If you have a passion for the elderly and have considered working within the health industry, a career as a geriatric care manager might be perfect for you.
Although broadly defined, the term "geriatric care manager" is generally used to reference a health and human services representative who assists families in caring for their elderly relatives. These individuals are educated and experienced in one of several fields pertaining to care management such as gerontology, nursing, psychology, and social work. They specialize in issues that pertain to elderly care and safety.
Geriatric Care Manager Job Description
The geriatric care manager has a variety of responsibilities, and they are almost always related to assisting elderly clients so that they can operate at the highest level of holistic health possible. To accomplish this objective, geriatric care managers do all that they can to encourage the patient's independence while simultaneously addressing and resolving any safety or security issues that may emerge. Proficient geriatric care managers can address a wide range of subjects that pertain to their client's well-being. Additionally, they possess a holistic understanding of the availability, quality, and costs of the local resources available to enhance the quality of the client's life.
Roles and Responsibilities
Some of the roles and responsibilities of the geriatric care manager will include:
â¢Identifying problems and the need for services by conducting care plan assessments
â¢Researching and monitoring in-home care services
â¢Working to insure the preservation of the client's assets

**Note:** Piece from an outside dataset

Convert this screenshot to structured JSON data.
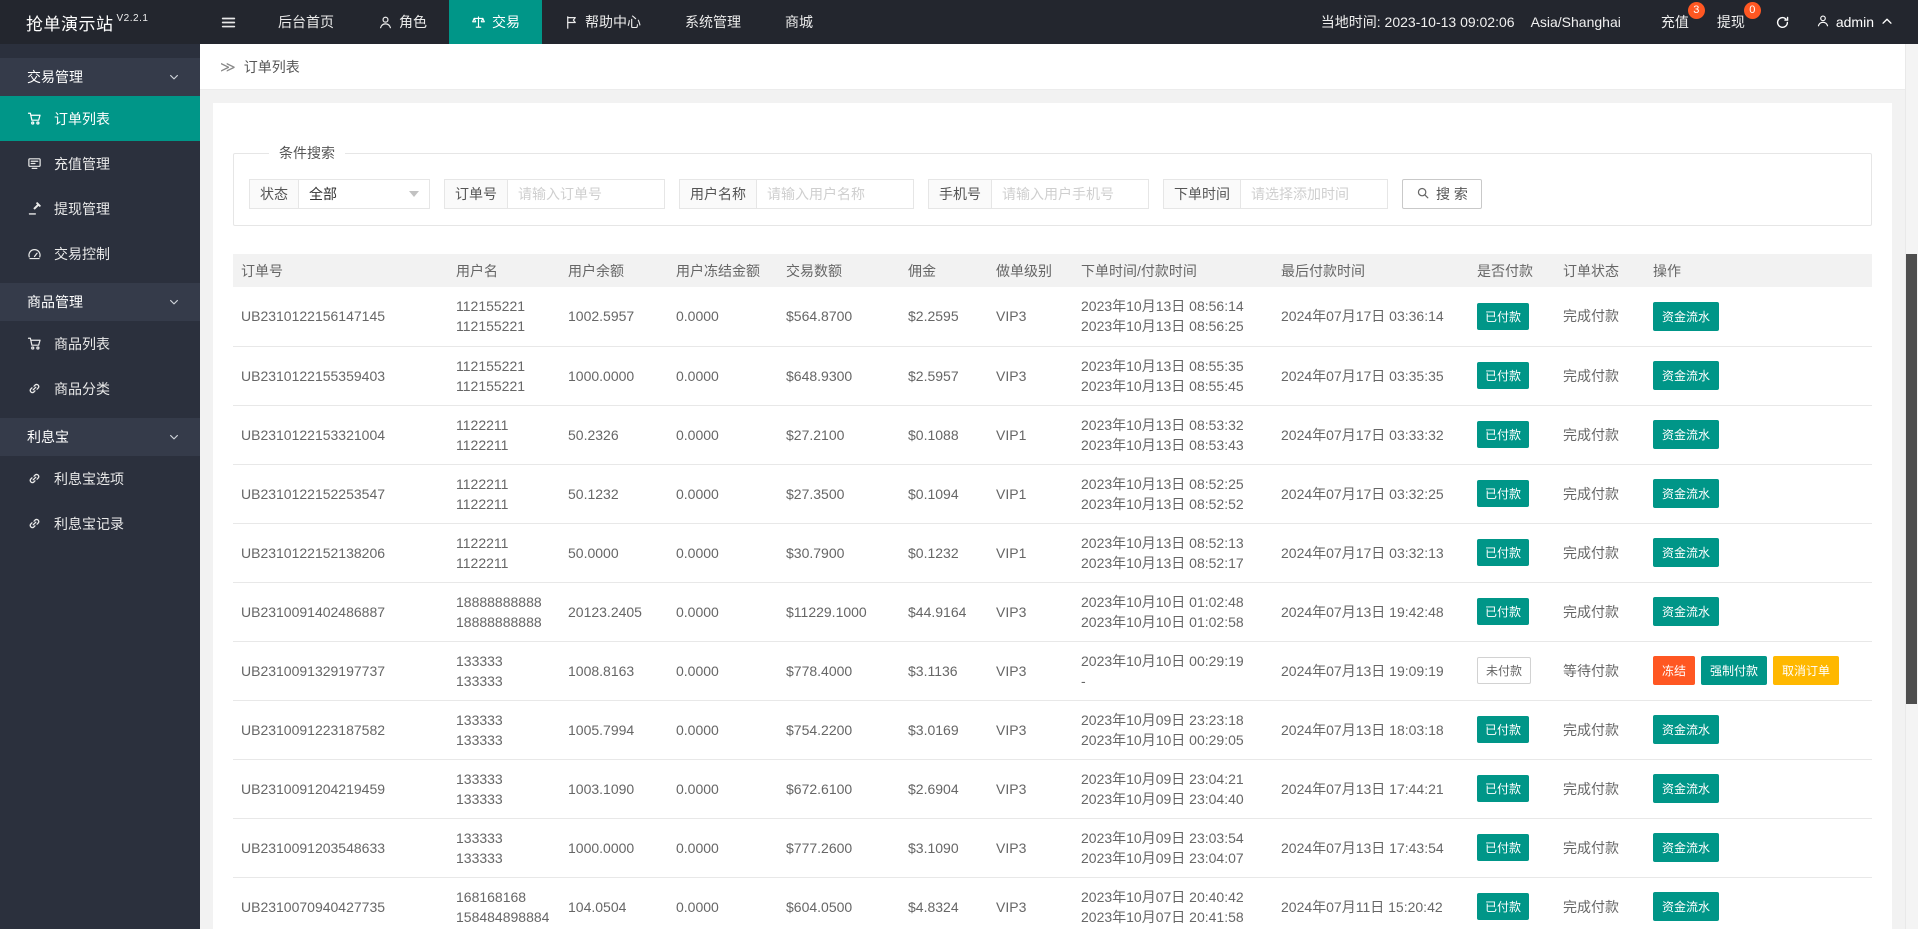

â¢Providing counseling and support while also offering crisis intervention
â¢Operating as a liaison for families that provide long-distance care while also ensuring that things run smoothly
â¢Offering the client and their family consumer education and advocacy services
â¢Assisting with the client's move into or away from a retirement center or nursing care facility
Education and Experience
In discussing educational requirements to become a geriatric care manager, the Virginia Navigator pointed out that there aren't any specific licensing requirements involved in becoming a geriatric care manager. However, they go on to point out that these individuals obtain graduate degrees in social work, gerontology and nursing. Thus, they have gained the appropriate license within these respective fields. The governing body for the geriatric care management, called the National Association of Professional Geriatric Care Managers, has also outlined specific standards of practice and ethical guidelines for members.
Payment for Services
Generally, geriatric care managers will charge an hourly fee for the services they offer. In most cases, they are paid out of pocket by their clients. Rates for geriatric care services will typically range anywhere from $50-$200 each hour. In some instances, care management services (like those provided by a non-profit organization like the Jewish Family Services or an Area Agency on Aging) will be provided for a reduced cost. There are also cases in which the services will be provided for free.
Individuals who have considered pursuing a career in the geriatric care management field should know that doing so can bring a plethora of personal benefits and professional advantages.